__Provided entries__:
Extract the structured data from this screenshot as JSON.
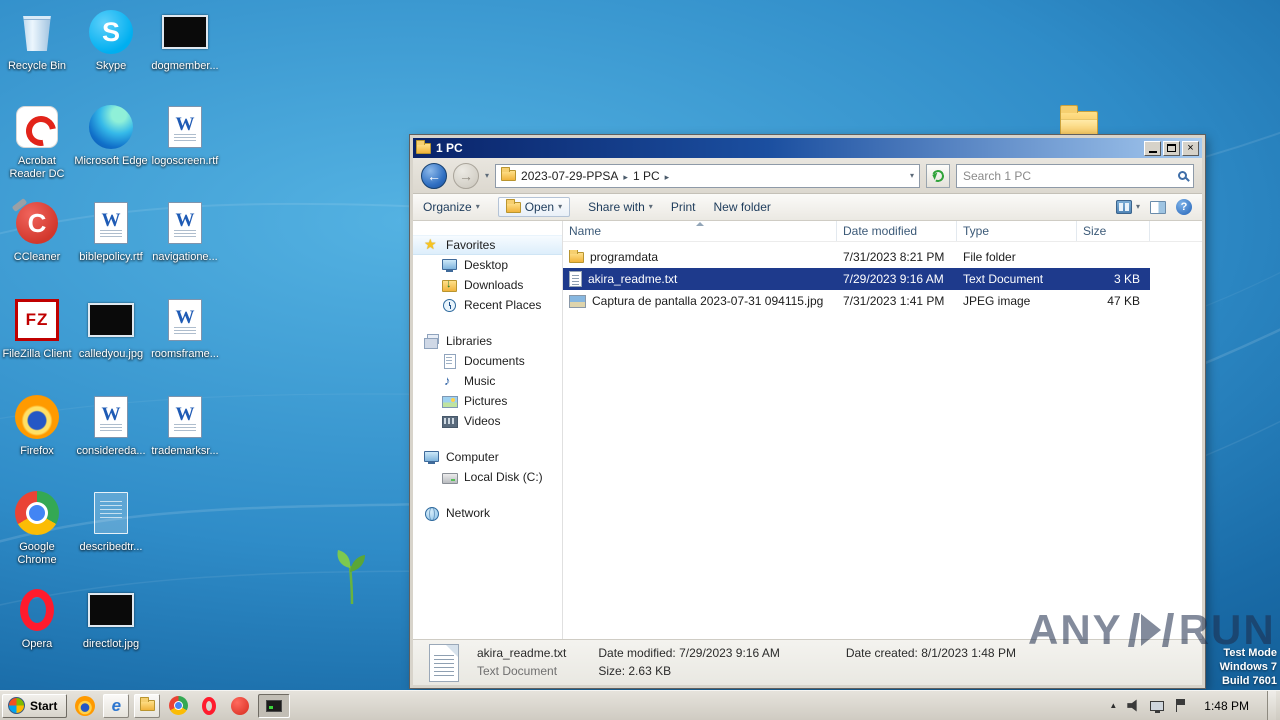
{
  "colors": {
    "selection": "#1e3a8c",
    "titlebar_start": "#0a246a",
    "titlebar_mid": "#1b4fa0",
    "titlebar_end": "#a6caf0",
    "desktop_light": "#54b2e2",
    "desktop_dark": "#0d4f85",
    "taskbar_face": "#e6e3dc",
    "watermark": "rgba(30,44,74,0.55)"
  },
  "desktop": {
    "icons": [
      {
        "label": "Recycle Bin"
      },
      {
        "label": "Acrobat Reader DC"
      },
      {
        "label": "CCleaner"
      },
      {
        "label": "FileZilla Client"
      },
      {
        "label": "Firefox"
      },
      {
        "label": "Google Chrome"
      },
      {
        "label": "Opera"
      },
      {
        "label": "Skype"
      },
      {
        "label": "Microsoft Edge"
      },
      {
        "label": "biblepolicy.rtf"
      },
      {
        "label": "calledyou.jpg"
      },
      {
        "label": "considereda..."
      },
      {
        "label": "describedtr..."
      },
      {
        "label": "directlot.jpg"
      },
      {
        "label": "dogmember..."
      },
      {
        "label": "logoscreen.rtf"
      },
      {
        "label": "navigatione..."
      },
      {
        "label": "roomsframe..."
      },
      {
        "label": "trademarksr..."
      }
    ]
  },
  "window": {
    "title": "1 PC",
    "breadcrumb": {
      "items": [
        "2023-07-29-PPSA",
        "1 PC"
      ]
    },
    "search": {
      "placeholder": "Search 1 PC"
    },
    "commandbar": {
      "organize": "Organize",
      "open": "Open",
      "share": "Share with",
      "print": "Print",
      "new_folder": "New folder"
    },
    "sidebar": {
      "favorites": {
        "label": "Favorites",
        "items": [
          "Desktop",
          "Downloads",
          "Recent Places"
        ]
      },
      "libraries": {
        "label": "Libraries",
        "items": [
          "Documents",
          "Music",
          "Pictures",
          "Videos"
        ]
      },
      "computer": {
        "label": "Computer",
        "items": [
          "Local Disk (C:)"
        ]
      },
      "network": {
        "label": "Network"
      }
    },
    "list": {
      "columns": [
        "Name",
        "Date modified",
        "Type",
        "Size"
      ],
      "rows": [
        {
          "name": "programdata",
          "date_modified": "7/31/2023 8:21 PM",
          "type": "File folder",
          "size": ""
        },
        {
          "name": "akira_readme.txt",
          "date_modified": "7/29/2023 9:16 AM",
          "type": "Text Document",
          "size": "3 KB"
        },
        {
          "name": "Captura de pantalla 2023-07-31 094115.jpg",
          "date_modified": "7/31/2023 1:41 PM",
          "type": "JPEG image",
          "size": "47 KB"
        }
      ]
    },
    "details": {
      "filename": "akira_readme.txt",
      "filetype": "Text Document",
      "date_modified": "Date modified: 7/29/2023 9:16 AM",
      "size": "Size: 2.63 KB",
      "date_created": "Date created: 8/1/2023 1:48 PM"
    }
  },
  "taskbar": {
    "start": "Start",
    "clock": "1:48 PM"
  },
  "watermark": {
    "brand_left": "ANY",
    "brand_right": "RUN",
    "lines": [
      "Test Mode",
      "Windows 7",
      "Build 7601"
    ]
  }
}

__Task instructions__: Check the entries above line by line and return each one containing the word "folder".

__Response to this exercise__:
      "new_folder": "New folder"
          "type": "File folder",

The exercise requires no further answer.